Pepper and Salt Skippers nectar from a variety of spring flowers.  They also sip moisture and nutrients from damp soil. Males perch on grass stems within two feet of the ground to look for mates. Females lay eggs singly on host grasses. Caterpillars construct a shelter by rolling a grass blade (or two) into a tube held together with silk threads and suspended from a grass blade. At maturity, the caterpillar silks itself into the tube, clips it from the plant, and attaches it to a secure location on the ground. Using tooth-like structures near its mouth, the caterpillar pulls itself and the leaf tube to a satisfactory location and lightly silks the leaf in place. It pupates, head up, within the shelter. Fully mature caterpillars overwinter within the shelter, pupating and emerging the following spring. 

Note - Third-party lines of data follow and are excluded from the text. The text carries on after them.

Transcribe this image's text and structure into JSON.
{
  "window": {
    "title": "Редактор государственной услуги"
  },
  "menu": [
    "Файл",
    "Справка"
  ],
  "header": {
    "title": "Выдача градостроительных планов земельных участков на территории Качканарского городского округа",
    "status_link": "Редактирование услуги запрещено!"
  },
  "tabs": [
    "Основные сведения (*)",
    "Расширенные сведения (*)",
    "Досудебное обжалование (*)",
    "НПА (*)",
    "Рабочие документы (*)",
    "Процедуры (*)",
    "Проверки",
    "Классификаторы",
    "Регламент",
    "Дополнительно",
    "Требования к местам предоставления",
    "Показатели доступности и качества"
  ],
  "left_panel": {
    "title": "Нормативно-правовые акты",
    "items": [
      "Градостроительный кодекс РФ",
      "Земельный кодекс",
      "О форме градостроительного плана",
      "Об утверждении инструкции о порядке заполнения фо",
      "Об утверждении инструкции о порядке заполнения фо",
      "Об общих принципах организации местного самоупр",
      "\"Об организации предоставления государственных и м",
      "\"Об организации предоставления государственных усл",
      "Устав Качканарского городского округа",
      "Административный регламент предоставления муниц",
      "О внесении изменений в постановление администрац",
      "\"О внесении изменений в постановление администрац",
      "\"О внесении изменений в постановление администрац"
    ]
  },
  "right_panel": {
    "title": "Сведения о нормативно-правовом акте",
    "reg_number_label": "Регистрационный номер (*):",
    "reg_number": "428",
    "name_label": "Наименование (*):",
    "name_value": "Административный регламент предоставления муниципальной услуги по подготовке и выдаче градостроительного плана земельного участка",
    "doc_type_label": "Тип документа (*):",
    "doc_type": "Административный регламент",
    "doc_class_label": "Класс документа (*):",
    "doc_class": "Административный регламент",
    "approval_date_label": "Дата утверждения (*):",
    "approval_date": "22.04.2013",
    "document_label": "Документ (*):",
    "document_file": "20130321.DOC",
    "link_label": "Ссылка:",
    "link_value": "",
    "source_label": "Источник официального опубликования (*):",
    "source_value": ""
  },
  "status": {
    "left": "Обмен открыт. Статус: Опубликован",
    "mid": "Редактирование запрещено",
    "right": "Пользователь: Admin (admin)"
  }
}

Pepper and Salat Skippers range over most of the eastern United States, excluding much of Florida.  In Alabama they are known from the upper two-thirds of the state, but probably also occur in the Coastal Plain.



Distribution and Abundance

A dot on the county map indicates that there is at least one documented record of the species within that county. In some cases, a species may be common throughout the county, in others it may be found in only a specific habitat. The High Count information shows the highest numbers recorded for this species as well as when and where they occurred.

The sightings bar graphs depict the timing of flight(s) within each of three geographic regions. Place your cursor on a bar within the graph to see the number of individuals recorded during that period.

The abundance calendar displays the total number of individuals recorded within each week of the month. Both the graphs and the calendar are on based data collection that began in 2000.

The records analyzed here are only a beginning. As more data is collected, these maps and graphs will paint a more accurate picture of distribution and abundance in Alabama. Submit your sightings to

Sightings in the following counties: Bibb, Calhoun, Cherokee, Chilton, Clay, Cleburne, Colbert, DeKalb, Jackson, Jefferson, Lawrence, Madison, Marshall, Perry, Shelby, Tuscaloosa

  • Map Symbol for Recent Sightings Sightings in the past 5 years
  • Map Symbol for Semi-Recent Sightings Sightings in the past 5 - 10 years
  • Map Symbol for Old Sightings Sightings more than 10 years ago

High count(s):

  • 23 - Lawrence - 5/6/2021
  • 14 - Lawrence - 5/11/2022
  • 12 - Lawrence - 5/15/2019
County Distribution Map

View county names by moving the mouse over a county or view a map with county names

Jan Feb Mar Apr May Jun Jul Aug Sep Oct Nov Dec
16 52 37 37 35 22 53 84 29 9 1 1 1 3


Rich, open woodlands; woodland edges; open areas near streams and wetlands.

Pepper and Salt Skipper
Pepper and Salt Skipper (Amblyscirtes hegon)
© Paulette Haywood Ogard
Woodland streambank
Pepper and Salt Skipper
Pepper and Salt Skipper (Amblyscirtes hegon)
© Sara Bright
Woodland meadow
Pepper and Salt Skipper
Pepper and Salt Skipper (Amblyscirtes hegon)
© Sara Bright
Rich woodland roadside

Host and Nectar Plants

Reports from nearby states list various grasses including Kentucky Bluegrass (Poa pratensis), indian grasses (Sorghastrum spp.), Fowl Mannagrass (Glyceria striata), Bearded Shorthusk (Brachyelytrum errectum), and River Oats (Chasmanthium latifolium).

In Alabama, no host has been documented.


Landscaping Ideas

If Pepper and Salt Skippers are in the area, providing an array of small, spring-flowering native wildflowers may draw these small skippers into your yard.